- Royal College of Art
- Doctorate, PhD in Architecture by Project | 2018
- Architectural Association School of Architecture
- Masters, Masters in Architecture and Urbanism | 2009
- University College London
- Other Postgraduate qualification (including professional), Diploma in Architecture (RIBA Part 2) | 2005
- London Metropolitan University
- First Degree, BA (Hons) in Architecture (RIBA Part 1) | 2002

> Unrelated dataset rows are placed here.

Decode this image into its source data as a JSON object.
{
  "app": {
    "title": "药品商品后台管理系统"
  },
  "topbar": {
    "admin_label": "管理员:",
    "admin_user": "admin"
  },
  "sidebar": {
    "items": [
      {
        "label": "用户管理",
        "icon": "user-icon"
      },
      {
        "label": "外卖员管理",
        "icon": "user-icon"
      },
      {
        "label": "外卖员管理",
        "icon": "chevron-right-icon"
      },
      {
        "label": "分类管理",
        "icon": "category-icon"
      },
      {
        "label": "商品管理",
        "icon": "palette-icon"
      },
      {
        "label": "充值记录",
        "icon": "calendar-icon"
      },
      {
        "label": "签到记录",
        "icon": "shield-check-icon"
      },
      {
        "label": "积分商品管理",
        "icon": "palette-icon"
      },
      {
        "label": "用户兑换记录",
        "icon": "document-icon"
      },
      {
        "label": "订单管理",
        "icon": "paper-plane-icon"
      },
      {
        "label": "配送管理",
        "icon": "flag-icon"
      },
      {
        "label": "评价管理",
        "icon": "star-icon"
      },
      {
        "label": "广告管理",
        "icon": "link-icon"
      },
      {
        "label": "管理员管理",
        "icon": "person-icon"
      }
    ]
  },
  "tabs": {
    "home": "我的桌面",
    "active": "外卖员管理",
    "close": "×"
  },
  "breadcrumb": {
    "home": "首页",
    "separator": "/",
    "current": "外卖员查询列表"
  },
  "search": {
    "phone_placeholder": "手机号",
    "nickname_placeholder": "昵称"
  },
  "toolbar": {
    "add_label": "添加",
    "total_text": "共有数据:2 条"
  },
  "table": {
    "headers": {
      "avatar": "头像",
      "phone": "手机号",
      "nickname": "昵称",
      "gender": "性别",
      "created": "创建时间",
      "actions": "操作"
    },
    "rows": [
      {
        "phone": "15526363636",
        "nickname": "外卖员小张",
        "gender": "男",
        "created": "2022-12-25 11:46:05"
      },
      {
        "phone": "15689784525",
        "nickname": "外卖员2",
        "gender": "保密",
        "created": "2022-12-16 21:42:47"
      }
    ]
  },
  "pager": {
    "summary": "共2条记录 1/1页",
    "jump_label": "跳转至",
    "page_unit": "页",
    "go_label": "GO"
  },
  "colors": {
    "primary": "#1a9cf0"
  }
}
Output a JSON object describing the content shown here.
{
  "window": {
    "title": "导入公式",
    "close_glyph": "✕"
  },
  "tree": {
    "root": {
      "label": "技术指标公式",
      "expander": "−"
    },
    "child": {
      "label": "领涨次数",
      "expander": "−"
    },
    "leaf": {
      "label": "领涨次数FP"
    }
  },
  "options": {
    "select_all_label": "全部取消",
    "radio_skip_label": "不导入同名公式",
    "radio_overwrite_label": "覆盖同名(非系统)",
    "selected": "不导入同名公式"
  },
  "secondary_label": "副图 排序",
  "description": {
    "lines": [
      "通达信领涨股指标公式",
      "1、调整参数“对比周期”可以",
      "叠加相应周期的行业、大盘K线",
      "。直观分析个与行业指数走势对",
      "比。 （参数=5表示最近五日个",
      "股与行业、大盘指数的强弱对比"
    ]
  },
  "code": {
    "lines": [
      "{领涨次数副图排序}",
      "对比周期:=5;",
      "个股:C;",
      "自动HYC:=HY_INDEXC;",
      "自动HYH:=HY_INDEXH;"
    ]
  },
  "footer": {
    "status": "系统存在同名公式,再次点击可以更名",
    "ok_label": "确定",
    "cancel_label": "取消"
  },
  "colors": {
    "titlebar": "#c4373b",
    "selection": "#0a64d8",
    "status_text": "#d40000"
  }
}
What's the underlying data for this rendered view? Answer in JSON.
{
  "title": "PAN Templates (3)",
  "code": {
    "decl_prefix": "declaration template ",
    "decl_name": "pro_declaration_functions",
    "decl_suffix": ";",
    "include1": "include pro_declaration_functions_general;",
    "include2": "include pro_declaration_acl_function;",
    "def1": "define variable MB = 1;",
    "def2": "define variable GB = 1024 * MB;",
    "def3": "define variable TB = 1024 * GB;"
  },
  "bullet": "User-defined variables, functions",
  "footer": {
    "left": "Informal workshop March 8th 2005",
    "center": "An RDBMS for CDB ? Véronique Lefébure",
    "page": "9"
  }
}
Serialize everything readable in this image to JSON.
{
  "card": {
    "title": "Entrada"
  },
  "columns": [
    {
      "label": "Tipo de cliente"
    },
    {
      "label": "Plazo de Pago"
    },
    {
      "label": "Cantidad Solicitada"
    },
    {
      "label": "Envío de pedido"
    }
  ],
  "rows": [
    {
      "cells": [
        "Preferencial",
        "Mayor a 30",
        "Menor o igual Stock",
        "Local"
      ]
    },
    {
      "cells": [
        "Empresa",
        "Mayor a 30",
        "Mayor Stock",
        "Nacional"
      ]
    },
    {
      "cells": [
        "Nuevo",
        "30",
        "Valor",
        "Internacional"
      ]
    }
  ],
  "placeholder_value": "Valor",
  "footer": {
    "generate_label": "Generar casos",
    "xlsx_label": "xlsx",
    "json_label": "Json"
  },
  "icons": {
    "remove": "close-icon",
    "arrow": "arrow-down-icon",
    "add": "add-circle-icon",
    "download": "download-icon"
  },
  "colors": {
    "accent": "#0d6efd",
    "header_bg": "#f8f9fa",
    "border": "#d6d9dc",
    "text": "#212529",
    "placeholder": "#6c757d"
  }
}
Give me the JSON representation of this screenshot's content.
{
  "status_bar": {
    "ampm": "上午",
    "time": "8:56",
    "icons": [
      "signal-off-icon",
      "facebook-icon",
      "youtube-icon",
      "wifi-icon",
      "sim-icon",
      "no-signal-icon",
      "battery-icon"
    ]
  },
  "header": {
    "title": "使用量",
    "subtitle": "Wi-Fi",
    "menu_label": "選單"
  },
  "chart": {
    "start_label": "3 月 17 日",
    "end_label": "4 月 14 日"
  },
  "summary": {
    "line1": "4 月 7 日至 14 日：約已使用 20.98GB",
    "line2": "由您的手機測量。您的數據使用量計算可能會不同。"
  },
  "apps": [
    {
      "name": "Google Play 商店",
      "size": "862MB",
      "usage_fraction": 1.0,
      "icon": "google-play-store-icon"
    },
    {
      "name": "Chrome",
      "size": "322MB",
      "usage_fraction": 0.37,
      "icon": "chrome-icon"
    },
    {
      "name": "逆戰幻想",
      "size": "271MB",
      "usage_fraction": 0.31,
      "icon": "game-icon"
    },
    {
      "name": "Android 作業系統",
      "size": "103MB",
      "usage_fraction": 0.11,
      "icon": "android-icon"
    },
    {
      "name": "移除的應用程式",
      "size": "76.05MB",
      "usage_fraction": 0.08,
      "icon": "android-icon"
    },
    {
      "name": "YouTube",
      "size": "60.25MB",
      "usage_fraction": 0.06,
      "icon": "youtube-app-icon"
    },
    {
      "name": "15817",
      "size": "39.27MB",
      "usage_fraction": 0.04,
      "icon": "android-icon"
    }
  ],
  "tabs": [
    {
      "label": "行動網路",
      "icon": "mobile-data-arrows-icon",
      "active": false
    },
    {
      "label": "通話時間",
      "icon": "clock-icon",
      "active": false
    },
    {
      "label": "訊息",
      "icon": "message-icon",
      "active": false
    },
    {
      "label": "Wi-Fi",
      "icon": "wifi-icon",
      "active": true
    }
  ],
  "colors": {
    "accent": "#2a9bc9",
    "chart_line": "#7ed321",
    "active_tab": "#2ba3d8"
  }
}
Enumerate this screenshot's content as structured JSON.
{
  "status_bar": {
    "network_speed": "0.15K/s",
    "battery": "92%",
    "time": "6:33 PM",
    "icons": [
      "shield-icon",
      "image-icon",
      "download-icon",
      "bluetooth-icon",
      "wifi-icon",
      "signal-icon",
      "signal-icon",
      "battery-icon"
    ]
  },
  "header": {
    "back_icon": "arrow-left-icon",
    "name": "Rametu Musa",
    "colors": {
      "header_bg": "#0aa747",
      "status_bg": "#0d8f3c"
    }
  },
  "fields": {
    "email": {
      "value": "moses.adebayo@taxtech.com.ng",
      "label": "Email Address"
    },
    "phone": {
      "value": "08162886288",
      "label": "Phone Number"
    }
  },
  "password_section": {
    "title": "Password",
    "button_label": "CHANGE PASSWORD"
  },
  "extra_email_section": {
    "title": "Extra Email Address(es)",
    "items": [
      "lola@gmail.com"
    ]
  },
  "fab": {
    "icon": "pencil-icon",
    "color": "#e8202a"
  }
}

Dr Kostas Grigoriadis studied architecture at the Bartlett School of Architecture, UCL, followed by a Master's degree in Architecture and Urbanism at the Architectural Association’s Design Research Laboratory (DRL). He has worked for Foster + Partners and Populous in London and held a Visiting Lectureship at the Royal College of Art where he also completed a PhD in Architecture by Project (in June 2017) on multi-material design methodologies. In 2020 he completed Part 1 of the MA in Philosophy course at the Open University. His practice Continuum Design & Architecture provides building design services, and has currently completed the construction of a tourist centre in Anhui, China. Continuum has previously won Spiretec competition for the design and construction of 62,000 square metre World Trade Centre Noida in Delhi, India. Grigoriadis is currently a Lecturer in Architecture at the Bartlett School of Architecture, UCL and has been teaching at the Architectural Association's Undergraduate School since 2010. He has edited the book Mixed Matters: A Multi-Material Design Compendium, published in June 2016 by Jovis Verlag and was awarded the Ivan Petrovic Prize in eCAADe (Education and Research in Computer Aided Architectural Design in Europe) 2014, and the Arup Prize for Emerging Talent in Architecture—Special Mention at the Royal Academy’s 2016 Summer Exhibition. In 2018 he won the RIBA President’s Award for Design and Technical Research and in 2019 he was awarded the inaugural Google R+D in the Built Environment Fellowship.